The “gig economy” is one of the fastest growing industries in America. It’s more than just a buzzword, this contract-based work has shaken the traditional meaning of an employee, office, and structural careers. It’s estimated that 59 million Americans participated in “gig” work in 2020 alone. 24% of these individuals claimed to be full time, and the numbers are not slowing down. It’s predicted that 90 million Americans will be freelancing in some capacity by 2028. In other words, this industry is here to stay.
Many could argue that Covid-19 spurred these numbers along, but we do live in a culture that seeks independence and entrepreneurship. Contract work helps people accomplish their goals of being their own boss, working from anywhere around the world with the internet, and a longing for better work-life balance.
From doctors, writers, IT specialists, entertainers, construction or transportation professionals, caterers, and more, people are getting creative and figuring out ways to contract their skills and certifications on an hourly basis. If you’re part of this growing freelance community you should be aware of unique risks you face in this type of role. Join us in a foundational commercial policy review targeted to protect the work you do from any office you choose.
In Summary, you may be more at-risk than you think:
While you’re focused on helping other businesses achieve their goals don’t forget to manage your own liabilities. Not to mention, there is a lot to be said for maintaining personal and professional boundaries, by separating your personal insurance from your business insurance. Your risk profile is often tied to potential lawsuits due to the accumulation of information you hold on your “personal” equipment, and the services and advice you provide employers.
Professional Liability: Commonly known as Errors and Omissions, every freelancer should have coverage that protects their professional advice and services in case of mistakes. If your employer finds your services inaccurate and at the root of financial loss or a causality, your business (and even you personally) could be sued. This can particularly become complicated if you provide certified advice, such as a healthcare expert or other credentialed professionals. You are considered to have certified expertise, and there is more to lose if something goes wrong. Professional liability does not prevent lawsuits from happening, but can be your true financial ally if you find yourself in this situation.

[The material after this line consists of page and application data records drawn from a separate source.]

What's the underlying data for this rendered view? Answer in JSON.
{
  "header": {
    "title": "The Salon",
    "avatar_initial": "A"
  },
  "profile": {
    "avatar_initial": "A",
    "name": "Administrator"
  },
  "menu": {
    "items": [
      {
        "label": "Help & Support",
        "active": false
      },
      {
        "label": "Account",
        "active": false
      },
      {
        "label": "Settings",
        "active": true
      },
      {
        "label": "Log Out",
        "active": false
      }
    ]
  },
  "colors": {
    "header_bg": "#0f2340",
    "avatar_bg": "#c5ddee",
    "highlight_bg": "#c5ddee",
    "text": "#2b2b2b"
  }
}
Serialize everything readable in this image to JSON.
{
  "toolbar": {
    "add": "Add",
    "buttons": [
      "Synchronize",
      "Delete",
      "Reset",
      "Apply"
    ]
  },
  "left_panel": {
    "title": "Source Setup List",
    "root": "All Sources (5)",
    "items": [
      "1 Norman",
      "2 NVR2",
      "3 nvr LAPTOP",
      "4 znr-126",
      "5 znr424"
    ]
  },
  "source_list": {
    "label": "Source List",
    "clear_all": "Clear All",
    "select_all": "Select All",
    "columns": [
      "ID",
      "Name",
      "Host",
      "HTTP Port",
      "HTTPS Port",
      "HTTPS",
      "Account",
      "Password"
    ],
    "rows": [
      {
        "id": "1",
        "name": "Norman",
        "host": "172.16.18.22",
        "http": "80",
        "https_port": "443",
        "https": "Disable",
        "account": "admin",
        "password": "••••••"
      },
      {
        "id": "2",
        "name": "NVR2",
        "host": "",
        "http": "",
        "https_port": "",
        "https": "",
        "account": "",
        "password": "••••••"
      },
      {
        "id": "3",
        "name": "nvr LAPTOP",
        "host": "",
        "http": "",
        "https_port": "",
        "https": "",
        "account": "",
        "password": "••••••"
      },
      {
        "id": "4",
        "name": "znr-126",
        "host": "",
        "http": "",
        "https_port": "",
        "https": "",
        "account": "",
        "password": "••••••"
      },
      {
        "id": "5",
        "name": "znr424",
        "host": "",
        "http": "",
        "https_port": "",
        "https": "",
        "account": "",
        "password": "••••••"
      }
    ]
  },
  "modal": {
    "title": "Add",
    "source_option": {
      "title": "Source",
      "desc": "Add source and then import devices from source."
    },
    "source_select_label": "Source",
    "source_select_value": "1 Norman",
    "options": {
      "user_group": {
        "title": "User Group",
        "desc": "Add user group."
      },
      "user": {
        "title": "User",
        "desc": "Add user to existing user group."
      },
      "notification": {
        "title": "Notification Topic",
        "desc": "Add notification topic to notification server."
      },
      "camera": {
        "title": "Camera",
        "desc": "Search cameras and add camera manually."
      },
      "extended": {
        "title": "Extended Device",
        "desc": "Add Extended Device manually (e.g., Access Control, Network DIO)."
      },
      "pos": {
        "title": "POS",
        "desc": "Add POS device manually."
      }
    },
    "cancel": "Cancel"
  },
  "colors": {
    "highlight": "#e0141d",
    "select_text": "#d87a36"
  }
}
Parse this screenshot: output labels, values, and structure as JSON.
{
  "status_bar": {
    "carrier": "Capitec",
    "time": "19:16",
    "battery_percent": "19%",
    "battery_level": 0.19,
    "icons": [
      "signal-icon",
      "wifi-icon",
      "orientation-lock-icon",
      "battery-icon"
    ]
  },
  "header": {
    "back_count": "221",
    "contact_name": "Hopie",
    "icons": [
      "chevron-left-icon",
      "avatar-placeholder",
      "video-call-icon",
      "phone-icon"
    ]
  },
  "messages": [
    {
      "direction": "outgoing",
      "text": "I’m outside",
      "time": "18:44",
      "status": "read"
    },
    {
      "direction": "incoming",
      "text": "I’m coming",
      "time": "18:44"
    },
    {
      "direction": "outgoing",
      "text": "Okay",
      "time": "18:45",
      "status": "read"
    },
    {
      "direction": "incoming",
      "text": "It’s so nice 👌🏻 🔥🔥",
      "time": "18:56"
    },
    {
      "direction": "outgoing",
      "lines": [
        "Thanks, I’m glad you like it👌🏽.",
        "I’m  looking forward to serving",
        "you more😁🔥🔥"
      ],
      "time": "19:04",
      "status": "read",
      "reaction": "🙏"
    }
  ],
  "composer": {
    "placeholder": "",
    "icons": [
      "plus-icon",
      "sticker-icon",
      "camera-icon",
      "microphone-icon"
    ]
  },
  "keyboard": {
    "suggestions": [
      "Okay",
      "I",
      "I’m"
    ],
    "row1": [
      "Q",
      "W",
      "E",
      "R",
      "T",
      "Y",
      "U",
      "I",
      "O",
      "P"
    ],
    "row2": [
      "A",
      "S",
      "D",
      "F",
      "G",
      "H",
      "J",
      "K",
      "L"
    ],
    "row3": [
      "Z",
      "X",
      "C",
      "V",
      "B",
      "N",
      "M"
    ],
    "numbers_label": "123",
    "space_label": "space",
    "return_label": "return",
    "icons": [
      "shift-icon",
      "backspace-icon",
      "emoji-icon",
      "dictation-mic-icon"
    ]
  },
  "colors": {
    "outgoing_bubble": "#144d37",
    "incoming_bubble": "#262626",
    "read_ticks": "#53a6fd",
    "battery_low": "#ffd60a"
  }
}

Property Coverage: Even if you work from home and have a thorough homeowner’s policy, your work equipment may not be included in your personal policy. A trusty BOP (Business Owners Policy) is a great way to protect your business property. This combines general liability and property Insurance into a single policy. General liability covers medical and/or legal expenses if someone gets injured at your place of business (you might conduct business meetings from your home office or even rent a space), and property insurance does just what it says, protects your “stuff.” Computers, printers, and IT equipment can add up, and you will want to diligently repair or replace these items for the well-being of your business and clients.
Cyber: If you provide “computer-services” of any kind, you will want cyber liability protection. We have written extensively about cyber protection in the past, but this is a unique scenario, as you often interact with confidential information (like passwords) temporarily, but this doesn’t mean you don’t still hold this information on your computer. For example, if you’re a content writer, you may have past “copy” saved in your documents, or a company’s social media password documented in an old email. Breaches can happen to the most careful, and if it does you will need the correct business insurance to cover you through the restoration process.
International Coverage: Your policy and carrier may not cover the work you do while abroad or for your international clients. If you work with international clients, it is critical you have the proper commercial endorsement to adjust your policy’s language so that it will include your international connections.
Depending on your particular skillset and targeted clients, you may need further and more extensive coverages. For example, if you drive for Uber or Lyft, there can sometimes be gaps when you’re not covered by your auto insurance policy or by the driving app. Similarly, if you are a growing construction contractor working on a large job, you may need trade-credit insurance to protect your accounts receivable. Just as you provide a tailored service, we strive to help you focus on your business, and deliver a tailored commercial policy.